There were some conversations that built some interest in the story. Idris Elba was a good supporting character as Moreau, and Violante Placido was decent as Nadya, the mother of Danny. But these interesting-ish supporting characters couldn't make me care about the movie. It's hard to understand, hard to get into, and not even that good in the "so bad it's good" way, like perhaps the first Ghost Rider movie was. The movie's primary characteristics are lame special effects and a lack of clarity.
The reason I gave it 3/10 instead of 1 or 2 out of 10 was that some people might enjoy it as a guilty pleasure or in a "so bad it's good" or "so bad it's unintentionally hilarious" way, but personally, I didn't experience the movie this way - I only experienced discomfort and confusion.
© 2019 Naomi Starlight
John Plocar from Weatherford on February 28, 2019:
I get what you mean, I certainly do. And forgive me, I am going off a memory that's seven years old now so I may be completely off the mark for some of my comments. I do remember the shaky cam, I don't think it bothered me so much because I don't recall it being too overwhelming and was in brief spurts at a time. Plus I've seen way worse in terms of shaky cam so I guess that probably helped my tolerance for it. The aesthetic of the movie I chalked up as a gritty grindhouse look that they were going for, but I totally understand what you're saying about it. And I can't really remember how the effects work was, from images play in my recollection of it I don't remember thinking they were all that bad. But again, I know that I've seen way worse in terms of special effects so my tolerance may again be just higher on that one or I'm remembering them all wrong.

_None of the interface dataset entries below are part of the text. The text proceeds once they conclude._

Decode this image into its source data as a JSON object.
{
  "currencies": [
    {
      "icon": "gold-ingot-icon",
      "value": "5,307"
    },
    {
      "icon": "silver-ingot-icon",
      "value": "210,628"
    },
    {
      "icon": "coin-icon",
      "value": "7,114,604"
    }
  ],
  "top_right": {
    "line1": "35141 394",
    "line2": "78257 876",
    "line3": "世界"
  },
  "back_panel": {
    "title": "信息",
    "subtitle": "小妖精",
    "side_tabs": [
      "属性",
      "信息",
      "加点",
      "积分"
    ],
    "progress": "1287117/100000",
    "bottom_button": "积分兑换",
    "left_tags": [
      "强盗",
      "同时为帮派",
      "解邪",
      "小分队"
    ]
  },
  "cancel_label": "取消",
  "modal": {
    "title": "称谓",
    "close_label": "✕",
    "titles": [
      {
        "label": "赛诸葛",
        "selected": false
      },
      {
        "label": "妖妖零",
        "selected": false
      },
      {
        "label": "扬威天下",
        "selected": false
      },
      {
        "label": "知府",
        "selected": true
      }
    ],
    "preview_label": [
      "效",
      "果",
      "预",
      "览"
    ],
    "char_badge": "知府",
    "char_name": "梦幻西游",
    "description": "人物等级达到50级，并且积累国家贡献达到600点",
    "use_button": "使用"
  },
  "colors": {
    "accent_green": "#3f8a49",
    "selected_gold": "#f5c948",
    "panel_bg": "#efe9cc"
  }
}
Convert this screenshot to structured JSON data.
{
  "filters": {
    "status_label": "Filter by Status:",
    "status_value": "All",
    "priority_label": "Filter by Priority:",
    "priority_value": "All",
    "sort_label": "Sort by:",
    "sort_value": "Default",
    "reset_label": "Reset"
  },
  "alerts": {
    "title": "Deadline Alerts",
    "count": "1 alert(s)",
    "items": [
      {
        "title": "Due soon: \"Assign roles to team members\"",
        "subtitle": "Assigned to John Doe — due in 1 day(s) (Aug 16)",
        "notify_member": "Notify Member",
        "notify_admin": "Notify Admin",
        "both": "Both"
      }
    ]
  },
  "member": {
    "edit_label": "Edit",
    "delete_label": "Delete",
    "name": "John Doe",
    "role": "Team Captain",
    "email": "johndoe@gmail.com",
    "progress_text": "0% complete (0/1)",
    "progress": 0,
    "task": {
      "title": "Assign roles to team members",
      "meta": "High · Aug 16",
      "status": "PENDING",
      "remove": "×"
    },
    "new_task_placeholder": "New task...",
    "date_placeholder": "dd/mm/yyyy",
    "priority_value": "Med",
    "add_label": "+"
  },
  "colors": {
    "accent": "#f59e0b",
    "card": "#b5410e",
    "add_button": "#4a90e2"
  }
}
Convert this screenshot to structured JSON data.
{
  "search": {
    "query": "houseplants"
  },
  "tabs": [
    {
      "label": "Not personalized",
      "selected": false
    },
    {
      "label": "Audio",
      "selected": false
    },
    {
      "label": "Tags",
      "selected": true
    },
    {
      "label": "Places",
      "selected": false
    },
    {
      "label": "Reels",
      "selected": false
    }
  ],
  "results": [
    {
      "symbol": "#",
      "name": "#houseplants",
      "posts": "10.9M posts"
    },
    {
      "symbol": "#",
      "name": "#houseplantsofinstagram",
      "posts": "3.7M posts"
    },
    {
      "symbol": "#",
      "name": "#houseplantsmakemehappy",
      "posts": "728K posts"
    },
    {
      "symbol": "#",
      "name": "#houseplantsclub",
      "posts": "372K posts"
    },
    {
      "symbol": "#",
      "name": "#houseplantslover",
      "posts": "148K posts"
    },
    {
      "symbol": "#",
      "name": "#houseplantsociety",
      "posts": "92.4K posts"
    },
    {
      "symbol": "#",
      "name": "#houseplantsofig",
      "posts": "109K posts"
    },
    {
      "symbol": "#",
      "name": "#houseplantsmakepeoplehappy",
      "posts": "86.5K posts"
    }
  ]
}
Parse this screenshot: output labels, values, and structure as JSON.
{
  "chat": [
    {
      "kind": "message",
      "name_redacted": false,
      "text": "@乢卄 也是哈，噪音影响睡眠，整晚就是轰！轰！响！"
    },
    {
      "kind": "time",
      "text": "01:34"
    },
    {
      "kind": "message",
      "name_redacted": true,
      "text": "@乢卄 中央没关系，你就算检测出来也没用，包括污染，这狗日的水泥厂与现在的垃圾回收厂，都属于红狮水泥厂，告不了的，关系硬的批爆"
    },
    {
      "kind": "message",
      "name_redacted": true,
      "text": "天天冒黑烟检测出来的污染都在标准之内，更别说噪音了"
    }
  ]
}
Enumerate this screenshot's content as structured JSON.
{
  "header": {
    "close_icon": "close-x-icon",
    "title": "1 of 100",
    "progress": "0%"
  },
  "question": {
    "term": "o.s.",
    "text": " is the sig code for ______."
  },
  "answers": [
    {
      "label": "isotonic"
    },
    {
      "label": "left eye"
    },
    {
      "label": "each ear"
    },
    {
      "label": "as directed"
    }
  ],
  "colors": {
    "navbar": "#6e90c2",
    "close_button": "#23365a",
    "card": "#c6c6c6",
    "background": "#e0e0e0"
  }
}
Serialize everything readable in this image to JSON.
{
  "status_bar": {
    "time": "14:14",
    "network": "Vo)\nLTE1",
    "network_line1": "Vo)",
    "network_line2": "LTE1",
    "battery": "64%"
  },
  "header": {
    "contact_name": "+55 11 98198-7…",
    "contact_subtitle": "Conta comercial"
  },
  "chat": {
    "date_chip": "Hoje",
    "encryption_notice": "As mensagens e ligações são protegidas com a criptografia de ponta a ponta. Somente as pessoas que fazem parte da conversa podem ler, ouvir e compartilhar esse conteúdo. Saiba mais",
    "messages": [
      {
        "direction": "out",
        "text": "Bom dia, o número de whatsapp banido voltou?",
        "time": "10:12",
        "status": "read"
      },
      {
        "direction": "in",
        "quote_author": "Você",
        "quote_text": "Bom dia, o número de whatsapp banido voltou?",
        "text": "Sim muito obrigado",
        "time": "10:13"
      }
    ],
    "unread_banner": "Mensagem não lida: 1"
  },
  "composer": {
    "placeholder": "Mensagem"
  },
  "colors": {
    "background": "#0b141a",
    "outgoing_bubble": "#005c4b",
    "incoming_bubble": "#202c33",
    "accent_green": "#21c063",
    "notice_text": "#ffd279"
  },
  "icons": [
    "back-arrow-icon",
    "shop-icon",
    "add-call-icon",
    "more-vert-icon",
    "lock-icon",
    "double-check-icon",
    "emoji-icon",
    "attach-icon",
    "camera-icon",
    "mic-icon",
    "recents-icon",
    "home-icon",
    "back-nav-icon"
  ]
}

I might have to revisit the movie sometime, it may effect me in a whole different way now than it did back then.
Naomi Starlight (author) from Illinois on February 28, 2019:
I understand how it may have that appeal of a so bad in an over-the-top way that it ends up holding entertainment value. For me there were a few issues preventing that. One the unsteady camera work made me nauseous. Second, the special effects looked bad, like something from a low-budget video game from the late 90s/early 00s. The final issue for me was that the visuals were of a "teenager who desperately is trying to be edgy" aesthetic. The over-the-top nature of some of it could work for some people to make something kind of silly enough to enjoy, but for me, that was not this movie.
John Plocar from Weatherford on February 28, 2019:
I'll be honest, I'm probably like 1 in 10 people that actually enjoyed Spirit of Vengeance. It's been since 2012 since I last watched it, but I actually still remember quite a bit of the movie. I had a good time with it in the same way that I would enjoy a Troma film like The Toxic Avenger. It's absurd, over-the-top, insane, and does not take itself seriously in the slightest. Spirit of Vengeance, by all accounts, is not a perfect film and I understand why anyone wouldn't like it. I just have a soft spot for it, plus I'm a big Nic Cage fan. I will not deny that lol and it's always nice to see Christopher Lambert in a movie.